Chicago: R&B superstar R. Kelly posted bail Monday and was set for imminent release from jail after pleading not guilty to 10 counts of aggravated criminal sex abuse against four victims, three of them minors.
The 52-year-old was to be released from custody after spending three nights in jail, during which time his associates and family members gathered the $100,000 necessary to bail him out.
“He’ll be out within an hour,” Cook County Sheriff’s spokeswoman Sophia Ansari told AFP.
Hours earlier, Kelly stood in a Chicago courtroom wearing an orange jumpsuit as his lawyer entered a non-guilty plea, three days after the musician turned himself in.
The star’s bail had been set at $1 million, of which he was required to pay 10 per cent.
His lawyer Steve Greenberg called his client’s finances “a mess” — while maintaining the chart-topper’s innocence.
“Mr Kelly’s done absolutely nothing wrong,” he told journalists.
Michael Avenatti — the high-profile lawyer representing at least two of the alleged victims — said his team had turned over a second, 55-minute-long tape to prosecutors that depicts the artist “engaged in illegal sexual assault of a 14-year-old girl.”
“The conduct in the tape can be described as nothing short of outrageous and illegal,” the lawyer told reporters.
Avenatti earlier this month gave Chicago prosecutors approximately 40 minutes of previously unreleased footage of Kelly allegedly having sex with a young teenager.
He said his team was in the process of obtaining a third tape of a similar nature, and that additional witnesses had come forward over the weekend.
“This reign of abuse and assault by Mr Kelly is about to come to an abrupt and permanent end,” Avenatti said.
Kelly — best known for hits such as “I Believe I Can Fly” — is next due in court on March 22.
Kelly surrendered to Chicago police Friday, after a documentary series refocused attention on decades of accusations against him, including possession of child pornography, sex with minors, operating a sex cult and sexual battery.
After a dramatic trial, Kelly was acquitted in 2008 of child pornography charges, also in Chicago. The new 10-count indictment included three people who were minors aged between 13 and 16 when the alleged abuse occurred.
Kim Foxx — the state’s attorney for Cook County, which includes Chicago — told journalists the alleged crimes occurred between 1998 and 2010. The charges carry three to seven years of prison time each.
Kelly’s lawyer said the charges were based on old and false accusations, adding that “all of the women are lying.”
Lizzette Martinez — who detailed allegations against Kelly in the docu-series and is now a client of prominent women’s rights lawyer Gloria Allred — lashed out against Greenberg’s comments, calling them “irresponsible.”
“I’m a mother and I have a daughter,” said the 41-year-old who says Kelly abused her between 1995 and 1999.
“I felt like I had to be transparent and vocal about what happened to me, to save others,” Martinez said when asked by journalists in Los Angeles why she came forward.

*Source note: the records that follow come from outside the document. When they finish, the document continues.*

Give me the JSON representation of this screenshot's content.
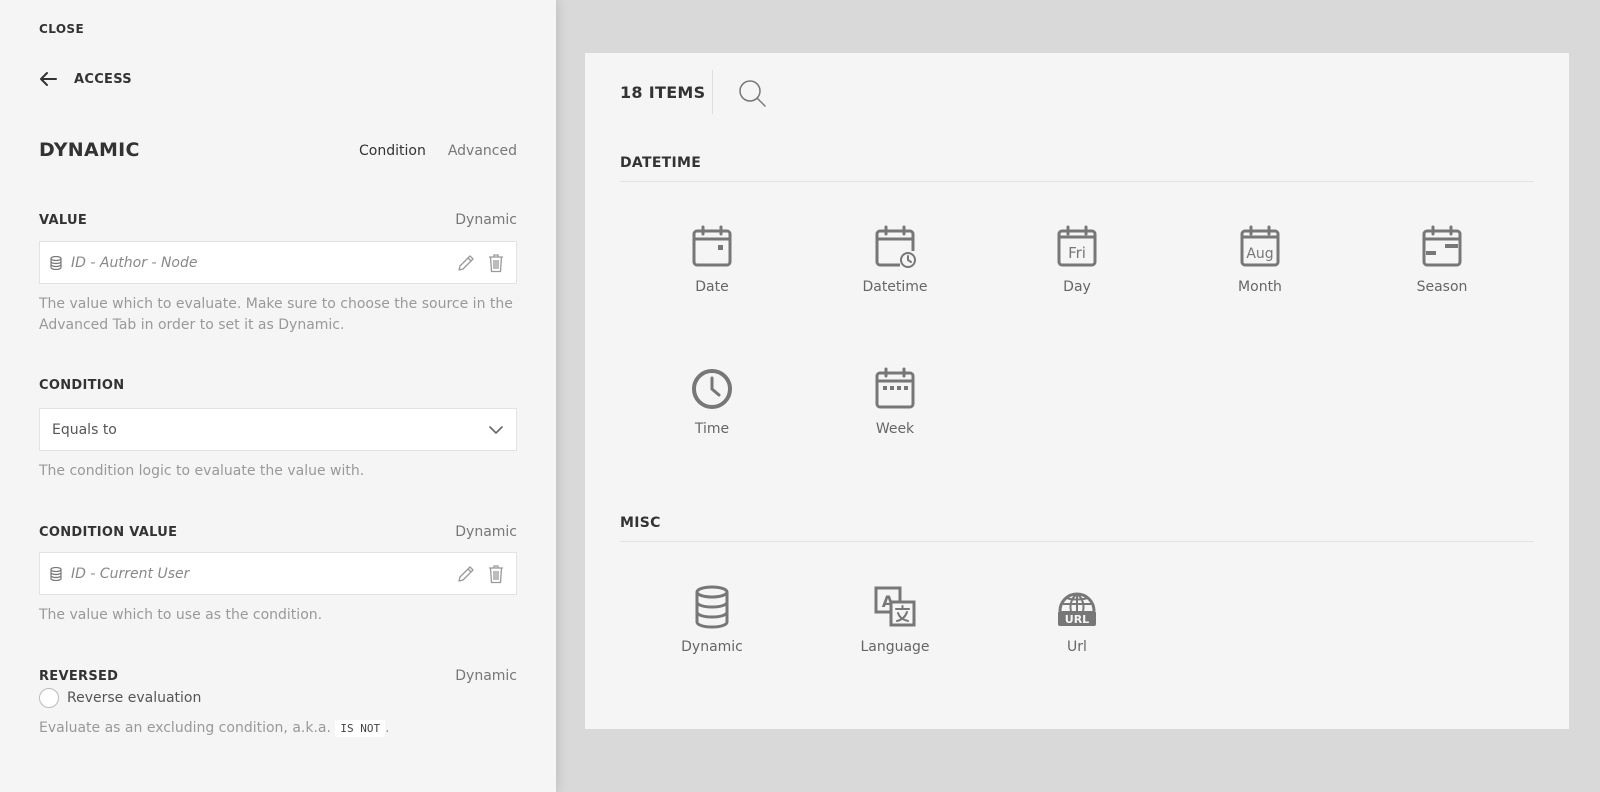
{
  "left": {
    "close": "CLOSE",
    "back": "ACCESS",
    "title": "DYNAMIC",
    "tabs": {
      "condition": "Condition",
      "advanced": "Advanced"
    },
    "value": {
      "label": "VALUE",
      "mode": "Dynamic",
      "field": "ID - Author - Node",
      "help": "The value which to evaluate. Make sure to choose the source in the Advanced Tab in order to set it as Dynamic."
    },
    "condition": {
      "label": "CONDITION",
      "selected": "Equals to",
      "help": "The condition logic to evaluate the value with."
    },
    "condition_value": {
      "label": "CONDITION VALUE",
      "mode": "Dynamic",
      "field": "ID - Current User",
      "help": "The value which to use as the condition."
    },
    "reversed": {
      "label": "REVERSED",
      "mode": "Dynamic",
      "option": "Reverse evaluation",
      "help_prefix": "Evaluate as an excluding condition, a.k.a.",
      "help_code": "IS NOT",
      "help_suffix": "."
    }
  },
  "right": {
    "count": "18 ITEMS",
    "sections": [
      {
        "title": "DATETIME",
        "items": [
          {
            "label": "Date",
            "icon": "calendar-date-icon"
          },
          {
            "label": "Datetime",
            "icon": "calendar-clock-icon"
          },
          {
            "label": "Day",
            "icon": "calendar-day-icon",
            "glyph": "Fri"
          },
          {
            "label": "Month",
            "icon": "calendar-month-icon",
            "glyph": "Aug"
          },
          {
            "label": "Season",
            "icon": "calendar-season-icon"
          },
          {
            "label": "Time",
            "icon": "clock-icon"
          },
          {
            "label": "Week",
            "icon": "calendar-week-icon"
          }
        ]
      },
      {
        "title": "MISC",
        "items": [
          {
            "label": "Dynamic",
            "icon": "database-icon"
          },
          {
            "label": "Language",
            "icon": "language-icon"
          },
          {
            "label": "Url",
            "icon": "url-globe-icon",
            "glyph": "URL"
          }
        ]
      }
    ]
  }
}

“I was hurt when I was young,” she said.
The artist infamously is known for marrying his protege Aaliyah in 1994, when the late R&B star was 15.

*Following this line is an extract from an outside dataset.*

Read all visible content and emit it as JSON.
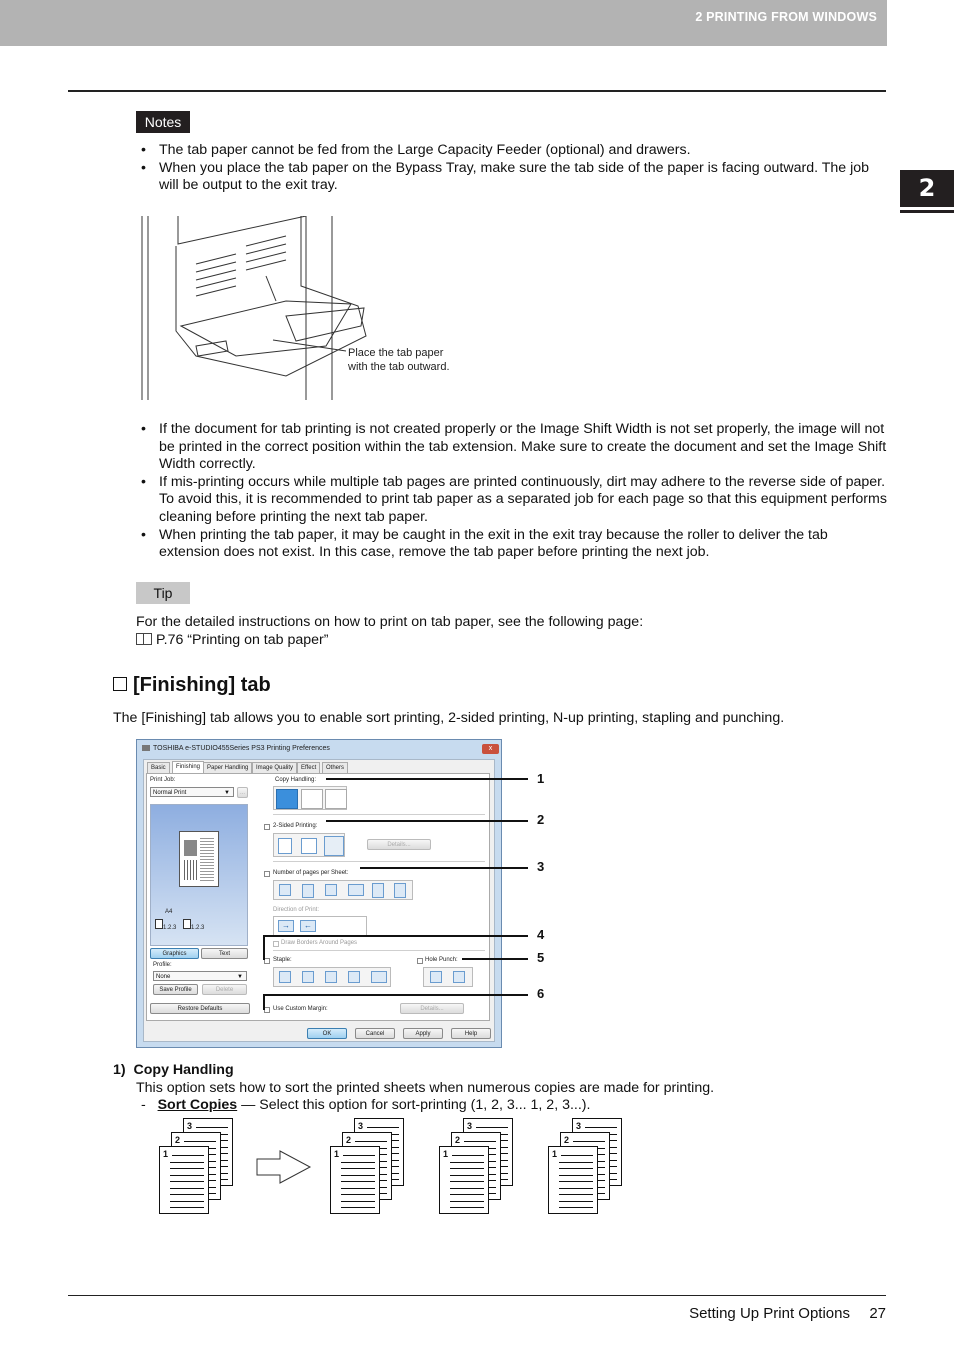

Kelly, then 27, had produced the teenage singer’s debut album titled “Age Ain’t Nothing But a Number.” Their marriage was later annulled, and Aaliyah died in a plane crash in 2001.
Despite the slew of disturbing claims against him, the award-winning musician has continued to perform for years and maintained a solid fan base.

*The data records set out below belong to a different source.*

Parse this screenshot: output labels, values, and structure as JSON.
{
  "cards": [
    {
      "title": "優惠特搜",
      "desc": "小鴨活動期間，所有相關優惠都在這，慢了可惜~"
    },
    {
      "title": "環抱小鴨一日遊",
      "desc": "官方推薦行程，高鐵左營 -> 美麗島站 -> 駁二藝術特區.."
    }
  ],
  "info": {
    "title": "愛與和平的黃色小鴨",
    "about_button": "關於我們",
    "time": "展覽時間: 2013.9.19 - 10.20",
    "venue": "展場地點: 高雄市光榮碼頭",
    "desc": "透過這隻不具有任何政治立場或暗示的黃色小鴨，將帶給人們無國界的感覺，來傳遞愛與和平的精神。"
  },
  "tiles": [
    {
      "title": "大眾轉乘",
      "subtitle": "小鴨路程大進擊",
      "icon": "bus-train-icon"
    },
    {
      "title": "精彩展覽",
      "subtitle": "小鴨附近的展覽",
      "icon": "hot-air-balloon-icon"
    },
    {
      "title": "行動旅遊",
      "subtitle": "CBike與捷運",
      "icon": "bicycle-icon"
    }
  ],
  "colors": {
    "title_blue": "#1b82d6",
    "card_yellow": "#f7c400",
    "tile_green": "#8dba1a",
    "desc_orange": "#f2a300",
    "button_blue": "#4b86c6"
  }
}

Last month’s release of the explosive “Surviving R. Kelly” series once again brought accusations against him to the fore, however, while a #MuteRKelly movement aimed at preventing his music from airing has gained steam.
Lisa VanAllen, who spoke out against Kelly in the 2008 criminal trial and again in this year’s documentary, wrote in The New York Times she had feared no vindication would come for “a young, struggling, black girl victim like me.”
“It’s been a long time coming, but here we are,” she wrote. “More than 10 years after I nervously faced Rob in court, I know one thing: This will not end the way it did before. It cannot.”